Photographs by Corrado Serra.
“Delirious times demand delirious art. Irrationality was a subject of great interest among artists after World War II, and many created works designed to simulate or stimulate delirium. Such objects operate at the outer limits of reason, flirting with spatial, behavioral, linguistic, and formal irrationality. Featured in Delirious are sixty-three artists from Europe, South America, and the United States. All of them sacrifice order, stability, legibility, and intelligibility in favor of humor, absurdity, obsession, or disorientation.
In many respects, delirium was the defining experience of the decades between 1950 and 1980, which were characterized by social and political mayhem and by the advent of the counterculture movement. Yet these years also witnessed the spread of rationalist imperatives, as seen in the swell of urbanization, industrialization, and mass production around the globe. Some artists decried the epidemic of irrational state-sponsored violence, while others explored the hallucinatory effects of psychedelic drugs. Others still abhorred the rise of rationalism, with its cult of uniformity and efficiency, but embraced the expressive potential of science and technology.
Contradictions such as these are at the heart of Delirious, and they account for the great diversity of art on view. Some of the artists seen here, especially those in the sections Vertigo and Excess, strike a delicate balance, using rational means such as geometry, mathematics, and permutation to generate irrational ends, deranging logical structures like the grid or destabilizing space and perception. The artists in Excess also produce work that exaggerates society’s obsession with regularity. Their objects are a little too systematic, bordering on the compulsive. In Nonsense and Twisted, the art directly mirrors a society undone by chaos and injustice, giving form to extreme mental, emotional, and physical states. In these ways and more, the artists in Delirious all made incisive contributions to the cultural, political, and intellectual landscape of the mid- to late twentieth century.” — Introductory Wall Text

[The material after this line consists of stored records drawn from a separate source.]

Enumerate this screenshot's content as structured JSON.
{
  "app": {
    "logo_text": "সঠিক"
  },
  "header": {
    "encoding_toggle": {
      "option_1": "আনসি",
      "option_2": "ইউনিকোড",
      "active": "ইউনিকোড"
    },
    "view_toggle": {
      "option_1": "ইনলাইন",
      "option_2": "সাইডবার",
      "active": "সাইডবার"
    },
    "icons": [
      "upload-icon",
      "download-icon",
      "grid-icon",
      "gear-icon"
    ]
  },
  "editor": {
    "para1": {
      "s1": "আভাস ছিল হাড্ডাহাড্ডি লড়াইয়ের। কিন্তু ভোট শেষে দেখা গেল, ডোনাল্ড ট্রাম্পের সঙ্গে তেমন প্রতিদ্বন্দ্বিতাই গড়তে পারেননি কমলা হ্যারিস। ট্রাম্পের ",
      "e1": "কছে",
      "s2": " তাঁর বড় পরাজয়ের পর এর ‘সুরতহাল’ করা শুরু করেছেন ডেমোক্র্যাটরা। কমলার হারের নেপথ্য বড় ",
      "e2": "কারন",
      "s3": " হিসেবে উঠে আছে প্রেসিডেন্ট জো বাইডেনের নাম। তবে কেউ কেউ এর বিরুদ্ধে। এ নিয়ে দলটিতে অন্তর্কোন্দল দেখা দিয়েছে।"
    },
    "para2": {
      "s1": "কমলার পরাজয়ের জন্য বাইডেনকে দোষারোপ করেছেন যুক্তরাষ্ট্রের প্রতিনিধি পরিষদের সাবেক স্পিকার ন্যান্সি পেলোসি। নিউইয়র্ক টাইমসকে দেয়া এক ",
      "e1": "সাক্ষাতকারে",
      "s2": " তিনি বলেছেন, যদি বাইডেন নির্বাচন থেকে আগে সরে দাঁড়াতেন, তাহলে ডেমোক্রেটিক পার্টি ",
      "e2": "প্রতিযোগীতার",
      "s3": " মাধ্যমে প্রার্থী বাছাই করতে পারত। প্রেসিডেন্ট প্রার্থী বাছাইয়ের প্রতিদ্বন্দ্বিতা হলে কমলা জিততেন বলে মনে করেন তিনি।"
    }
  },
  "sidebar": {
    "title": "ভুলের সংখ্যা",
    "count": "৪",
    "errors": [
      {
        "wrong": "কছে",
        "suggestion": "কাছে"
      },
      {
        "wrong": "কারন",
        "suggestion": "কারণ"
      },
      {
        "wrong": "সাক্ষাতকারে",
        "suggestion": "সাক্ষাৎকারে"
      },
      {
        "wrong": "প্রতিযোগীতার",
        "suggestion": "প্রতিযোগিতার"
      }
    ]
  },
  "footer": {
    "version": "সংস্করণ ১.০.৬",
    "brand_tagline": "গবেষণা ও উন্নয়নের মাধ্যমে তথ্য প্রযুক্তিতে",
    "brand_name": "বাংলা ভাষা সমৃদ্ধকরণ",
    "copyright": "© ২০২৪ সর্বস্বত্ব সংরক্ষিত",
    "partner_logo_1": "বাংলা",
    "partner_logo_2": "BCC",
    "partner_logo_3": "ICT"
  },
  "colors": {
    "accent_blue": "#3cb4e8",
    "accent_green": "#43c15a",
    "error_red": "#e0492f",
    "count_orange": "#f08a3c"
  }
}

Delirious: Art at the Limits of Reason, 1950–1980 is curated by Kelly Baum, Cynthia Hazen Polsky and Leon Polsky, Curator of Contemporary Art in The Met’s Department of Modern and Contemporary Art.